**DATA FOR THIS TASK:**

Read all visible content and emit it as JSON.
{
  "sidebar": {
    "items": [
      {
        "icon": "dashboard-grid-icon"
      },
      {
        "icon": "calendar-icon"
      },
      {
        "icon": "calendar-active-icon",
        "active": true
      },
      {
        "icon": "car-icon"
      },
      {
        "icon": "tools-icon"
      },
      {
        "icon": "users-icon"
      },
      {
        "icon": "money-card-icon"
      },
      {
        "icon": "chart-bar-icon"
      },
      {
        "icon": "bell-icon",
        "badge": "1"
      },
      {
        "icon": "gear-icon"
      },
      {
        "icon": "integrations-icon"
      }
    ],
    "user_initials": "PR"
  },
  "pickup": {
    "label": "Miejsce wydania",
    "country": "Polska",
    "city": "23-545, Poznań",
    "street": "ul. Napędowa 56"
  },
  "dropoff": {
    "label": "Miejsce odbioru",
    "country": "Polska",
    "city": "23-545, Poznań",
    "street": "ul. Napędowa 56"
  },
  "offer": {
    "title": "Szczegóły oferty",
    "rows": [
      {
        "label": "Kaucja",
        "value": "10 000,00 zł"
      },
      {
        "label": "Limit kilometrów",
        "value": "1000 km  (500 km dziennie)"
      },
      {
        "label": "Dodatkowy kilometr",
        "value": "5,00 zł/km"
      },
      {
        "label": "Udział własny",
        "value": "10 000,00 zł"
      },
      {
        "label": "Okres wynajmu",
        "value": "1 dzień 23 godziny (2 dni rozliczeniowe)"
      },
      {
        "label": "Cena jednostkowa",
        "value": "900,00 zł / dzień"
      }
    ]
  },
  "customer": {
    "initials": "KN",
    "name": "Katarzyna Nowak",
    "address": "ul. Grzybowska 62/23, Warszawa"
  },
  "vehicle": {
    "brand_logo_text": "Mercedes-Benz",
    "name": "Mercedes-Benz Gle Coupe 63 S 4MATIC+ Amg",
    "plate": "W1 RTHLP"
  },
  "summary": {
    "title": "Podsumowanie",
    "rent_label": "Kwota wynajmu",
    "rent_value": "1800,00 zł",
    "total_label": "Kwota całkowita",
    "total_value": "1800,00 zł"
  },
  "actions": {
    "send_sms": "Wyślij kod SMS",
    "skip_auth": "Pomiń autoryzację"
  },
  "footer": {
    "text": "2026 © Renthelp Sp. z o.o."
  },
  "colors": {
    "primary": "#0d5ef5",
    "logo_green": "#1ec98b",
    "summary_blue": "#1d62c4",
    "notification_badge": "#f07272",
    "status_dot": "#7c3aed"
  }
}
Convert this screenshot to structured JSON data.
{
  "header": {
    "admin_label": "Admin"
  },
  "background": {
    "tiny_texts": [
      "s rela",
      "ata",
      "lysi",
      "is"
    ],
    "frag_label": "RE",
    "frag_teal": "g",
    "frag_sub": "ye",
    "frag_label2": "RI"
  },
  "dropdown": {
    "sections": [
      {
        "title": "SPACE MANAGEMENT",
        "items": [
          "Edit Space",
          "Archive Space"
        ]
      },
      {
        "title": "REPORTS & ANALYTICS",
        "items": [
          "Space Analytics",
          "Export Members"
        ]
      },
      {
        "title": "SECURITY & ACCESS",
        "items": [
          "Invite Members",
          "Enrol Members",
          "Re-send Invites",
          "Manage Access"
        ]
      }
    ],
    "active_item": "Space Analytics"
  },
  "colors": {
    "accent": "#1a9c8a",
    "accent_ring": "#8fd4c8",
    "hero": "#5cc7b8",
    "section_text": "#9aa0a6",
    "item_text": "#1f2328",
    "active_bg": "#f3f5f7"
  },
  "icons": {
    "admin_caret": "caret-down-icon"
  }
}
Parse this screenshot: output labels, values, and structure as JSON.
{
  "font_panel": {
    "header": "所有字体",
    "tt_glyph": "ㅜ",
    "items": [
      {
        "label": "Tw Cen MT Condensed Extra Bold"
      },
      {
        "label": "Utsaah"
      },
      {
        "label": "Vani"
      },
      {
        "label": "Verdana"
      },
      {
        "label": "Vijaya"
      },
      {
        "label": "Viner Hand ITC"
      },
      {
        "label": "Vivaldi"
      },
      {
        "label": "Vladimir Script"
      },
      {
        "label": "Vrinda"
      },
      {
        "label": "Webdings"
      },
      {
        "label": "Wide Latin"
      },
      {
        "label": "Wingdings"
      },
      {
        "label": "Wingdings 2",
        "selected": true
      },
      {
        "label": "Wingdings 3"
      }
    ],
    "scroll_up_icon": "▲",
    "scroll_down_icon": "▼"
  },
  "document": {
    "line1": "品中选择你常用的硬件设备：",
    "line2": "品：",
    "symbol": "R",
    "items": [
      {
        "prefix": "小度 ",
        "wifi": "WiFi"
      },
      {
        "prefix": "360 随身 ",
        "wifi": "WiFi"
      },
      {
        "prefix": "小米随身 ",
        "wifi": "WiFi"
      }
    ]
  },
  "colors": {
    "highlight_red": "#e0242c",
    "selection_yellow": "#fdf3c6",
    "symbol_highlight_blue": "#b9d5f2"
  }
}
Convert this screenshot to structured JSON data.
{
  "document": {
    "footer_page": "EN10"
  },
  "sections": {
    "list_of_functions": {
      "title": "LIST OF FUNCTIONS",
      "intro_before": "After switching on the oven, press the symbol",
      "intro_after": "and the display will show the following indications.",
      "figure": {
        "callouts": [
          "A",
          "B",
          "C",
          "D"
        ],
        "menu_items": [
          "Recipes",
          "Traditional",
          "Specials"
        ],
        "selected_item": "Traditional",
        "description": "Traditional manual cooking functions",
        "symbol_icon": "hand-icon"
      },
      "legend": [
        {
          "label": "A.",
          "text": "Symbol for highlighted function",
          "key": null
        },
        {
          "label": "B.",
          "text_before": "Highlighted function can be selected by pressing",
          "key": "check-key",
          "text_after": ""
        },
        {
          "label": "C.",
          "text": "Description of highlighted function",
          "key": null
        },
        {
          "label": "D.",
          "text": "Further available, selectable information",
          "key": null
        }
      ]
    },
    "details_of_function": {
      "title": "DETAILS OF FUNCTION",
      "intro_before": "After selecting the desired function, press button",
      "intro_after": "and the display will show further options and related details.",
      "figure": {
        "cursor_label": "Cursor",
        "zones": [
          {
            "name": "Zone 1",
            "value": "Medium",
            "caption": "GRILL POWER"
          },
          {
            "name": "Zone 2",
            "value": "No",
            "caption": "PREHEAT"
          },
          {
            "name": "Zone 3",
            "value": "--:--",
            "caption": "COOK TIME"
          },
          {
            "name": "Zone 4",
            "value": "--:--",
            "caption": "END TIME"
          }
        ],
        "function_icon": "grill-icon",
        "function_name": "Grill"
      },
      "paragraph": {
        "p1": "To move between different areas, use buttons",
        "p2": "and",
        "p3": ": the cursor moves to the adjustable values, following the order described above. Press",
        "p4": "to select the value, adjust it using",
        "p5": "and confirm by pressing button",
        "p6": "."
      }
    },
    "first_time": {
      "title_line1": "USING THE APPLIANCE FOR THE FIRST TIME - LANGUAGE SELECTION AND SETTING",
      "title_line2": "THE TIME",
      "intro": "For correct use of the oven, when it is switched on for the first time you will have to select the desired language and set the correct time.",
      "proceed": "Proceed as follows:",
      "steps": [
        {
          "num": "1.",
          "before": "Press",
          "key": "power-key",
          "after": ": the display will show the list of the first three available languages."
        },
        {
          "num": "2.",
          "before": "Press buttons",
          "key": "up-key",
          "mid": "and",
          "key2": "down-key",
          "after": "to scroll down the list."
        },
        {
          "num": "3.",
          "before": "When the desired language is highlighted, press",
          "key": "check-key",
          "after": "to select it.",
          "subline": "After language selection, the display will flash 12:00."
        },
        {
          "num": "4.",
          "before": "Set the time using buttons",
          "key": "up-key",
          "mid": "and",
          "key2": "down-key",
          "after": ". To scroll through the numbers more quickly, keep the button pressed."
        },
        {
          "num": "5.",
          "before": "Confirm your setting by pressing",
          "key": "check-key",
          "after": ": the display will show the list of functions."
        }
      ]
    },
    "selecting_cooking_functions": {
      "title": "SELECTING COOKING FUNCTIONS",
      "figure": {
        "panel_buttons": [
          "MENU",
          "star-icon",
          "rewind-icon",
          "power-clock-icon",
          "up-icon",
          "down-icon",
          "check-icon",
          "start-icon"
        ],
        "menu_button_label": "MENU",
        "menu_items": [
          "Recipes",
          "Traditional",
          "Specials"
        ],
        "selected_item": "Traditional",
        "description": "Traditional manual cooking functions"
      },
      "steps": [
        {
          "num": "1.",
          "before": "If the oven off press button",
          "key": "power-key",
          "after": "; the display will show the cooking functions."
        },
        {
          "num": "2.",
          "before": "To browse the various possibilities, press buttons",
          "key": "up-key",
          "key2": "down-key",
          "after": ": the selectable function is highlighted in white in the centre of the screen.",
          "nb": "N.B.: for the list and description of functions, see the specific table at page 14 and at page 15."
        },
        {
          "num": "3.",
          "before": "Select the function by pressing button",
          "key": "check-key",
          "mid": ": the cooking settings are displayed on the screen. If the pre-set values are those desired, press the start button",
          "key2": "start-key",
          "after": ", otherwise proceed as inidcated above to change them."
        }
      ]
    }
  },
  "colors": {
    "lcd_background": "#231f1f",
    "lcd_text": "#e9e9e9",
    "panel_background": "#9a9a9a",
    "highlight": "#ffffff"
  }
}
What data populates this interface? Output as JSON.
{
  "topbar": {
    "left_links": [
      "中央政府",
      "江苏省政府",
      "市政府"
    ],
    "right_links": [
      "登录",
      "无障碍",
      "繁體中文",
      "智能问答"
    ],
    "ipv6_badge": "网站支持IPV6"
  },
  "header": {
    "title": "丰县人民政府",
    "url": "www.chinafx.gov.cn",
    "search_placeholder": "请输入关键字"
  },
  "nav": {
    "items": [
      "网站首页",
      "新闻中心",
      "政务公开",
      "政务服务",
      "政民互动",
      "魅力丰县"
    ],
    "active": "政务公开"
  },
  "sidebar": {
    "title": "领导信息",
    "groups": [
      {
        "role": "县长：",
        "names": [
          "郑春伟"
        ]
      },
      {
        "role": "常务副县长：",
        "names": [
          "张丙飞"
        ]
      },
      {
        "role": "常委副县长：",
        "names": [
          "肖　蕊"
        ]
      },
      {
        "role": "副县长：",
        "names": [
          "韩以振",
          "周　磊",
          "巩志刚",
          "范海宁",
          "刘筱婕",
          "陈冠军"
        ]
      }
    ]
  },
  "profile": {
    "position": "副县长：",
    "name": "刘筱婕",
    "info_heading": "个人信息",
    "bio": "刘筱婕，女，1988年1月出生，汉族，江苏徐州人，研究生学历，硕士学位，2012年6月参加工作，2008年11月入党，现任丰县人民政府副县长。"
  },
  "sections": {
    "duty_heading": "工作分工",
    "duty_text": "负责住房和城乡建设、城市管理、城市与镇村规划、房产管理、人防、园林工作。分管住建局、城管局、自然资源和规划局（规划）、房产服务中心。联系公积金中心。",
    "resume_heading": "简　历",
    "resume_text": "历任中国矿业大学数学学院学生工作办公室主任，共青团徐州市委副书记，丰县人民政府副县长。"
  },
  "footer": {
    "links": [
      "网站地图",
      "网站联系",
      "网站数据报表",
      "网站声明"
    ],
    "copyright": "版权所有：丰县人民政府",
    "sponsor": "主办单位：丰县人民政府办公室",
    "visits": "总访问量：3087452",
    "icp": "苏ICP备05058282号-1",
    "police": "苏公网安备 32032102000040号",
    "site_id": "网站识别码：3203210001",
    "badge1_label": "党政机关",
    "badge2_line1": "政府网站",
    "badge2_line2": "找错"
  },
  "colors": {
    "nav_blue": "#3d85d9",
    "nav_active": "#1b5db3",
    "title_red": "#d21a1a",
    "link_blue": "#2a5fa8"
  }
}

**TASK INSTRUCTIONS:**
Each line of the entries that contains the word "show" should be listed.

**EXERCISE RESPONSE:**
      "intro_after": "and the display will show the following indications.",
      "intro_after": "and the display will show further options and related details.",
          "after": ": the display will show the list of the first three available languages."
          "after": ": the display will show the list of functions."
          "after": "; the display will show the cooking functions."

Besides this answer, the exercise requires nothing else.